Your response should be every line from the entries that includes the string "price".

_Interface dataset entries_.
━━━━
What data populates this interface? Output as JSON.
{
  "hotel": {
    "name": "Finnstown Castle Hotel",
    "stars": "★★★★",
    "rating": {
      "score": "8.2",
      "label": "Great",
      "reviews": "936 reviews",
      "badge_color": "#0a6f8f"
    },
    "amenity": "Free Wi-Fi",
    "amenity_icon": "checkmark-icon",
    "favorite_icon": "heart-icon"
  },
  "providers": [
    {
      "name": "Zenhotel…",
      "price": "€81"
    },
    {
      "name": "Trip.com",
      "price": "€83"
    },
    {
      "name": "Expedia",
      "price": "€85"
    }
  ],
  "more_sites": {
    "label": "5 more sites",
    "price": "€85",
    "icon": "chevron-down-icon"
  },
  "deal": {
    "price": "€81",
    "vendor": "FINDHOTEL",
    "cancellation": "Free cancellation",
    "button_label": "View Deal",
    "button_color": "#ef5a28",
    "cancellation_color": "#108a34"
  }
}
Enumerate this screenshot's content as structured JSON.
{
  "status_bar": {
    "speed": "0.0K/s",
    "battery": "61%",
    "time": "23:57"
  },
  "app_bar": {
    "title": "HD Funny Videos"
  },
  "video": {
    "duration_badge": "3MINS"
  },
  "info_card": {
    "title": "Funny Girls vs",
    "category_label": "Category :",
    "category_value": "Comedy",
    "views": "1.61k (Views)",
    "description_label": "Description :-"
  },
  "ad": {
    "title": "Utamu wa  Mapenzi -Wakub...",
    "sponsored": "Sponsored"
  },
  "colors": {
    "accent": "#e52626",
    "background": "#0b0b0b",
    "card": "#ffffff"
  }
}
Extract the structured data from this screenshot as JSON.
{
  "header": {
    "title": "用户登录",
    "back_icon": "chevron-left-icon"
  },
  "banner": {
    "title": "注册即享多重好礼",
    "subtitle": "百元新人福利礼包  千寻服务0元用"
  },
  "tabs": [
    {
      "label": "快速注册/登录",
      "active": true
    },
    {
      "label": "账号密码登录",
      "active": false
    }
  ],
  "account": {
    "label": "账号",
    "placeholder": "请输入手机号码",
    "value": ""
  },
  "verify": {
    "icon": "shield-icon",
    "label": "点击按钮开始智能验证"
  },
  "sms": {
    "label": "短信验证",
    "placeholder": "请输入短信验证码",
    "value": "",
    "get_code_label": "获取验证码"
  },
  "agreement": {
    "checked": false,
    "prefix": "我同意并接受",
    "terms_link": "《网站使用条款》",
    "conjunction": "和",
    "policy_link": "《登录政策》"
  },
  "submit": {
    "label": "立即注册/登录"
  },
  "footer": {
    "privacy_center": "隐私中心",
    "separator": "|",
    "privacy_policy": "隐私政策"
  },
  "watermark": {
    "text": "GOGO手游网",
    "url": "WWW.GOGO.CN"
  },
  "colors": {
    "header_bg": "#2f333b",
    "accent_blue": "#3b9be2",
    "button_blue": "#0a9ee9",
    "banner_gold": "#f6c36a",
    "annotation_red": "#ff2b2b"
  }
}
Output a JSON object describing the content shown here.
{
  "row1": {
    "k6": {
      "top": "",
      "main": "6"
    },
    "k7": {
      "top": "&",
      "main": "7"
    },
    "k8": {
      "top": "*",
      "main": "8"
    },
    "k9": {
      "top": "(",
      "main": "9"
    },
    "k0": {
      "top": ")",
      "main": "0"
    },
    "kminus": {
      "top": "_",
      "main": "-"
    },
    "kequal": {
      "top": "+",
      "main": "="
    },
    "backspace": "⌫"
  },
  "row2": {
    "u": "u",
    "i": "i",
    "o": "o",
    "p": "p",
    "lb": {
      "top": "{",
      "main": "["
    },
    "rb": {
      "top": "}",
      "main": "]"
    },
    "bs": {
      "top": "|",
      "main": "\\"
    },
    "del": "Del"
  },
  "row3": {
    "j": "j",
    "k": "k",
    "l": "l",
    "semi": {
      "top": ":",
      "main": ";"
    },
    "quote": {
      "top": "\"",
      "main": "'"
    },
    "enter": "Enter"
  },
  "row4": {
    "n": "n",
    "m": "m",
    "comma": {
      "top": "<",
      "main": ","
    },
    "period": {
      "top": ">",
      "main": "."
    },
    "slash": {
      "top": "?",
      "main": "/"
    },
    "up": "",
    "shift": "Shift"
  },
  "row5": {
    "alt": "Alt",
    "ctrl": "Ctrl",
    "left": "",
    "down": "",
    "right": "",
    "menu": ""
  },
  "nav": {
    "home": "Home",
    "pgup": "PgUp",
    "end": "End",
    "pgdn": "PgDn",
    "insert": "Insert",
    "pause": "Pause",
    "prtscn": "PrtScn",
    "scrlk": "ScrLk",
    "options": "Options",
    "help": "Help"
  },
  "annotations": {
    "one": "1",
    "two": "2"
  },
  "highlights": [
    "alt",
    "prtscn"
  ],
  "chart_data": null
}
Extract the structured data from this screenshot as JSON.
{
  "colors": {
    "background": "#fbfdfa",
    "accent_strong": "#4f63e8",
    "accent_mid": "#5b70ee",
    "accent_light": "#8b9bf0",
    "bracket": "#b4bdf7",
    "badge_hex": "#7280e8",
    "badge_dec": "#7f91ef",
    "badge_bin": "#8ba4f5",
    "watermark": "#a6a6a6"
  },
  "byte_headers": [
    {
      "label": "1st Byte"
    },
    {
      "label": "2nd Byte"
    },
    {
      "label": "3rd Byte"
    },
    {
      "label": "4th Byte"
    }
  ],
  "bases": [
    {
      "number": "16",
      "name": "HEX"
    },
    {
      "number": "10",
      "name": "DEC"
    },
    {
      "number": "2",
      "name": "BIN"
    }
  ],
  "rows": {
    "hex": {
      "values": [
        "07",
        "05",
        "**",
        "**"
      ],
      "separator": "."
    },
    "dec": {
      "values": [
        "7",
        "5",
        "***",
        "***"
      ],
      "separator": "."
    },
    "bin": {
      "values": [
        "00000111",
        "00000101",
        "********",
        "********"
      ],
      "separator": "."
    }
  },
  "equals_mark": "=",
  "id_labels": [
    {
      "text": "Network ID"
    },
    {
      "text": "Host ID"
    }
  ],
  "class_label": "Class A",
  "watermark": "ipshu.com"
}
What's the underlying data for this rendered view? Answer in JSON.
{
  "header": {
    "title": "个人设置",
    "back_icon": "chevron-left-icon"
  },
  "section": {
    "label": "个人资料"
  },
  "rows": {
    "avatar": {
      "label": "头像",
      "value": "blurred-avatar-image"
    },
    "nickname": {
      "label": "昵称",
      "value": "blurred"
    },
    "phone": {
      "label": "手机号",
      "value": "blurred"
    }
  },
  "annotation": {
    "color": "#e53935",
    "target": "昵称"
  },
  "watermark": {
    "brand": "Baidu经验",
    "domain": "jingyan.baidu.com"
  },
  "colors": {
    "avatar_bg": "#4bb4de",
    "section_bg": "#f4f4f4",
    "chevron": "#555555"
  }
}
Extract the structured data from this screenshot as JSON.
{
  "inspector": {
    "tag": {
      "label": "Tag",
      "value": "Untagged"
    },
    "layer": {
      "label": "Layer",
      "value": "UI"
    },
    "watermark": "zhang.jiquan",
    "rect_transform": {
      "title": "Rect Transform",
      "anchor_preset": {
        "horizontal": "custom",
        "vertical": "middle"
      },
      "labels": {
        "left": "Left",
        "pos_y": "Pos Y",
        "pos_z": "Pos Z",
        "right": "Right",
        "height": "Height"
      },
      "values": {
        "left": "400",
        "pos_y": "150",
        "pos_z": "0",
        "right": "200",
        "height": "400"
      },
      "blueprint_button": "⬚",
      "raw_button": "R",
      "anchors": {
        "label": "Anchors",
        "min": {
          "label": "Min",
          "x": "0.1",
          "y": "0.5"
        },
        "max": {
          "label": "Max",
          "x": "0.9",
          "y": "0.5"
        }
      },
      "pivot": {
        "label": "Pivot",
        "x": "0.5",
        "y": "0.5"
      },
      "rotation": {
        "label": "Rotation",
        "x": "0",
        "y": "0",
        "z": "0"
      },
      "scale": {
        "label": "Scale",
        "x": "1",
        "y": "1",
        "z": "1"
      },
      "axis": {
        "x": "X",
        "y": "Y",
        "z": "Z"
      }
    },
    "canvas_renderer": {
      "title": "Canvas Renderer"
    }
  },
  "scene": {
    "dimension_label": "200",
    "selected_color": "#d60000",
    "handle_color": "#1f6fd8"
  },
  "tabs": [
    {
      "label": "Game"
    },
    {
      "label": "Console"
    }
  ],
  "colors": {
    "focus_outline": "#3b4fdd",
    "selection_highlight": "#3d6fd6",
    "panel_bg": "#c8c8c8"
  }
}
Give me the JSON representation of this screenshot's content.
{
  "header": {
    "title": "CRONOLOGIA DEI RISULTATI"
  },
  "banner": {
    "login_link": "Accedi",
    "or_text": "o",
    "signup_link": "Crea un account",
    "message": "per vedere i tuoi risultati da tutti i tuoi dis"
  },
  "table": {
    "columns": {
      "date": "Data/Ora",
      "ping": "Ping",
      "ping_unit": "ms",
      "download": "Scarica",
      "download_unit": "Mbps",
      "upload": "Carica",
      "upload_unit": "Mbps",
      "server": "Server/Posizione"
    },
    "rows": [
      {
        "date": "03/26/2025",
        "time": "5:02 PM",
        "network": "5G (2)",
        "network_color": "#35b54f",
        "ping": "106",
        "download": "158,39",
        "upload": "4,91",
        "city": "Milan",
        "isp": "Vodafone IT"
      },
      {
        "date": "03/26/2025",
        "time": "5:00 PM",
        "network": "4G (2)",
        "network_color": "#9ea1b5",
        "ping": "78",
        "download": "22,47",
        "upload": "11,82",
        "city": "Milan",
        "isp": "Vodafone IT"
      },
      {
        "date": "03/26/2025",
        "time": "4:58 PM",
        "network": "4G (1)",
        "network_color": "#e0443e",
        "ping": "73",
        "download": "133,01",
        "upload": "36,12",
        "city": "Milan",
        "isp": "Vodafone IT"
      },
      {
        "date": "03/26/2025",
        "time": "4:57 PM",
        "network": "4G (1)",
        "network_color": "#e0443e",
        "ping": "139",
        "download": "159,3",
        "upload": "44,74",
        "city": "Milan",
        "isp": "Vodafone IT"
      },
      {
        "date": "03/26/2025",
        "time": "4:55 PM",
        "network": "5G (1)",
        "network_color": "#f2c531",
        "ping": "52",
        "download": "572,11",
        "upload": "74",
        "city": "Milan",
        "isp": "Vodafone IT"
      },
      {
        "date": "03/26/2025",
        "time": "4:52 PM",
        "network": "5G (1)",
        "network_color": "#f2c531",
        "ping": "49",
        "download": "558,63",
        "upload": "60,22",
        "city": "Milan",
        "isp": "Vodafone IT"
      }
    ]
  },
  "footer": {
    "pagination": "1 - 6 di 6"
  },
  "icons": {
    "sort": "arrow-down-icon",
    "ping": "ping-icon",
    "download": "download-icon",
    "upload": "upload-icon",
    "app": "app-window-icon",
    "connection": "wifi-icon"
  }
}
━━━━
_ANSWER TO THIS EXERCISE_.
      "price": "€81"
      "price": "€83"
      "price": "€85"
    "price": "€85",
    "price": "€81",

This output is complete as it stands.